• **Work item**:
When responding, copy every record below exactly as it appears.

• **Records provided**:
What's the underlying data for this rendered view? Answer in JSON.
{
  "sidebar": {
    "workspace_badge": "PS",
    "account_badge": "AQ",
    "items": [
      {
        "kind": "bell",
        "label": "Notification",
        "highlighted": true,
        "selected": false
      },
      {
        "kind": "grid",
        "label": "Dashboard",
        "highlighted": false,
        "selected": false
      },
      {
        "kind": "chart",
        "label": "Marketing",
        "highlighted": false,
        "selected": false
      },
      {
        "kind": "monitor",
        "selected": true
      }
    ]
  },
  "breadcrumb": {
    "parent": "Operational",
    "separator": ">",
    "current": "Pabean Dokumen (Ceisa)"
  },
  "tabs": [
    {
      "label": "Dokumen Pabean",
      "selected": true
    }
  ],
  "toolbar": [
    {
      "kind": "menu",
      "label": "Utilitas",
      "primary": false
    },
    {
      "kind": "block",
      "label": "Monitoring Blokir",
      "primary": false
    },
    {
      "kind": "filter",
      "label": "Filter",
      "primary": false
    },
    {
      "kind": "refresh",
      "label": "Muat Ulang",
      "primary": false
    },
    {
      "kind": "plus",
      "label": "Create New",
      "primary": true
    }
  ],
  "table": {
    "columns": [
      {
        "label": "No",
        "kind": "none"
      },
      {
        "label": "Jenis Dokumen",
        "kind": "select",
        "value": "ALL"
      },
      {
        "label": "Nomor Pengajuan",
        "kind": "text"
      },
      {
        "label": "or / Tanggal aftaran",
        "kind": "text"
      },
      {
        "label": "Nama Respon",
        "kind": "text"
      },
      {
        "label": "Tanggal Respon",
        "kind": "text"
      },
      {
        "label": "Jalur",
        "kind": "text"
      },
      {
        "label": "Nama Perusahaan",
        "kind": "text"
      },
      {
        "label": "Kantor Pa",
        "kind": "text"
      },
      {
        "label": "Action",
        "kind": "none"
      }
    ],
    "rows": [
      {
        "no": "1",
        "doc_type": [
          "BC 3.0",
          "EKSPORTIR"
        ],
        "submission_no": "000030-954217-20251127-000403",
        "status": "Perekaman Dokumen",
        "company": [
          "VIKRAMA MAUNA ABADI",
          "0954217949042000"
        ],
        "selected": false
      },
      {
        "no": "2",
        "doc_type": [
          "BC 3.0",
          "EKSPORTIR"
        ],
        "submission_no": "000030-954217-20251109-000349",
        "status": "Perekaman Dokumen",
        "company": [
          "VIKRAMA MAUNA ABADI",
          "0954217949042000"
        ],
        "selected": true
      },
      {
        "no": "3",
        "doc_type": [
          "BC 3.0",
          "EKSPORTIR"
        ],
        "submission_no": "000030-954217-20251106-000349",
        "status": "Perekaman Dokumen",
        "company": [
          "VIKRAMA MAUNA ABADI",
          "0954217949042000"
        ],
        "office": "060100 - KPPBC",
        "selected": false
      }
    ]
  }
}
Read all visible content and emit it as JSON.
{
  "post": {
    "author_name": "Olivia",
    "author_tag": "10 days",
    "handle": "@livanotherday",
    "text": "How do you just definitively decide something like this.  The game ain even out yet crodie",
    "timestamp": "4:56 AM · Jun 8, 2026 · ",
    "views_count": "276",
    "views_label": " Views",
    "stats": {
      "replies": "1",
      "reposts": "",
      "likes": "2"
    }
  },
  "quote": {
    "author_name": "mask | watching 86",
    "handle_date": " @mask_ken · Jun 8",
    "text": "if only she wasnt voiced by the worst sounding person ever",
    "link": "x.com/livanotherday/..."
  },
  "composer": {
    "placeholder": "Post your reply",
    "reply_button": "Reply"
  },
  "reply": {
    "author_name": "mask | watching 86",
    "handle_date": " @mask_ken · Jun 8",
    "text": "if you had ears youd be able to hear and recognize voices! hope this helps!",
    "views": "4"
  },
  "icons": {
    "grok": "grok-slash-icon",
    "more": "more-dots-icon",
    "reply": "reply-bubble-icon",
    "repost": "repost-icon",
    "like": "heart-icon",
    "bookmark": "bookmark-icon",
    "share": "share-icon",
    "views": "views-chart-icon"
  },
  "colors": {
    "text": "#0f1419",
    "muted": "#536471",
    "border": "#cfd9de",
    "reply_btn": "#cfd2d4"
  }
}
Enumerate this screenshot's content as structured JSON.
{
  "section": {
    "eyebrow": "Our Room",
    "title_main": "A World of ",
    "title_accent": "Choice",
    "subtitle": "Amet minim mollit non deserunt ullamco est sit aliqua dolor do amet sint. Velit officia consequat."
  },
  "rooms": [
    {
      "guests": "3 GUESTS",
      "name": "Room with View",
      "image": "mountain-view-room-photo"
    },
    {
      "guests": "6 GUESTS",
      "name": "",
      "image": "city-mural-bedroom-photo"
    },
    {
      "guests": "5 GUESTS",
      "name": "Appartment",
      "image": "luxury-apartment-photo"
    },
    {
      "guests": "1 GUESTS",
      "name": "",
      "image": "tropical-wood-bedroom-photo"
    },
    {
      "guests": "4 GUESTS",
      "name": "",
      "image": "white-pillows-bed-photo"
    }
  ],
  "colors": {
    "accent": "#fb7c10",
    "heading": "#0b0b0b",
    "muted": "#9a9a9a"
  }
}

• **Solved problem**:
What's the underlying data for this rendered view? Answer in JSON.
{
  "sidebar": {
    "workspace_badge": "PS",
    "account_badge": "AQ",
    "items": [
      {
        "kind": "bell",
        "label": "Notification",
        "highlighted": true,
        "selected": false
      },
      {
        "kind": "grid",
        "label": "Dashboard",
        "highlighted": false,
        "selected": false
      },
      {
        "kind": "chart",
        "label": "Marketing",
        "highlighted": false,
        "selected": false
      },
      {
        "kind": "monitor",
        "selected": true
      }
    ]
  },
  "breadcrumb": {
    "parent": "Operational",
    "separator": ">",
    "current": "Pabean Dokumen (Ceisa)"
  },
  "tabs": [
    {
      "label": "Dokumen Pabean",
      "selected": true
    }
  ],
  "toolbar": [
    {
      "kind": "menu",
      "label": "Utilitas",
      "primary": false
    },
    {
      "kind": "block",
      "label": "Monitoring Blokir",
      "primary": false
    },
    {
      "kind": "filter",
      "label": "Filter",
      "primary": false
    },
    {
      "kind": "refresh",
      "label": "Muat Ulang",
      "primary": false
    },
    {
      "kind": "plus",
      "label": "Create New",
      "primary": true
    }
  ],
  "table": {
    "columns": [
      {
        "label": "No",
        "kind": "none"
      },
      {
        "label": "Jenis Dokumen",
        "kind": "select",
        "value": "ALL"
      },
      {
        "label": "Nomor Pengajuan",
        "kind": "text"
      },
      {
        "label": "or / Tanggal aftaran",
        "kind": "text"
      },
      {
        "label": "Nama Respon",
        "kind": "text"
      },
      {
        "label": "Tanggal Respon",
        "kind": "text"
      },
      {
        "label": "Jalur",
        "kind": "text"
      },
      {
        "label": "Nama Perusahaan",
        "kind": "text"
      },
      {
        "label": "Kantor Pa",
        "kind": "text"
      },
      {
        "label": "Action",
        "kind": "none"
      }
    ],
    "rows": [
      {
        "no": "1",
        "doc_type": [
          "BC 3.0",
          "EKSPORTIR"
        ],
        "submission_no": "000030-954217-20251127-000403",
        "status": "Perekaman Dokumen",
        "company": [
          "VIKRAMA MAUNA ABADI",
          "0954217949042000"
        ],
        "selected": false
      },
      {
        "no": "2",
        "doc_type": [
          "BC 3.0",
          "EKSPORTIR"
        ],
        "submission_no": "000030-954217-20251109-000349",
        "status": "Perekaman Dokumen",
        "company": [
          "VIKRAMA MAUNA ABADI",
          "0954217949042000"
        ],
        "selected": true
      },
      {
        "no": "3",
        "doc_type": [
          "BC 3.0",
          "EKSPORTIR"
        ],
        "submission_no": "000030-954217-20251106-000349",
        "status": "Perekaman Dokumen",
        "company": [
          "VIKRAMA MAUNA ABADI",
          "0954217949042000"
        ],
        "office": "060100 - KPPBC",
        "selected": false
      }
    ]
  }
}
Read all visible content and emit it as JSON.
{
  "post": {
    "author_name": "Olivia",
    "author_tag": "10 days",
    "handle": "@livanotherday",
    "text": "How do you just definitively decide something like this.  The game ain even out yet crodie",
    "timestamp": "4:56 AM · Jun 8, 2026 · ",
    "views_count": "276",
    "views_label": " Views",
    "stats": {
      "replies": "1",
      "reposts": "",
      "likes": "2"
    }
  },
  "quote": {
    "author_name": "mask | watching 86",
    "handle_date": " @mask_ken · Jun 8",
    "text": "if only she wasnt voiced by the worst sounding person ever",
    "link": "x.com/livanotherday/..."
  },
  "composer": {
    "placeholder": "Post your reply",
    "reply_button": "Reply"
  },
  "reply": {
    "author_name": "mask | watching 86",
    "handle_date": " @mask_ken · Jun 8",
    "text": "if you had ears youd be able to hear and recognize voices! hope this helps!",
    "views": "4"
  },
  "icons": {
    "grok": "grok-slash-icon",
    "more": "more-dots-icon",
    "reply": "reply-bubble-icon",
    "repost": "repost-icon",
    "like": "heart-icon",
    "bookmark": "bookmark-icon",
    "share": "share-icon",
    "views": "views-chart-icon"
  },
  "colors": {
    "text": "#0f1419",
    "muted": "#536471",
    "border": "#cfd9de",
    "reply_btn": "#cfd2d4"
  }
}
Enumerate this screenshot's content as structured JSON.
{
  "section": {
    "eyebrow": "Our Room",
    "title_main": "A World of ",
    "title_accent": "Choice",
    "subtitle": "Amet minim mollit non deserunt ullamco est sit aliqua dolor do amet sint. Velit officia consequat."
  },
  "rooms": [
    {
      "guests": "3 GUESTS",
      "name": "Room with View",
      "image": "mountain-view-room-photo"
    },
    {
      "guests": "6 GUESTS",
      "name": "",
      "image": "city-mural-bedroom-photo"
    },
    {
      "guests": "5 GUESTS",
      "name": "Appartment",
      "image": "luxury-apartment-photo"
    },
    {
      "guests": "1 GUESTS",
      "name": "",
      "image": "tropical-wood-bedroom-photo"
    },
    {
      "guests": "4 GUESTS",
      "name": "",
      "image": "white-pillows-bed-photo"
    }
  ],
  "colors": {
    "accent": "#fb7c10",
    "heading": "#0b0b0b",
    "muted": "#9a9a9a"
  }
}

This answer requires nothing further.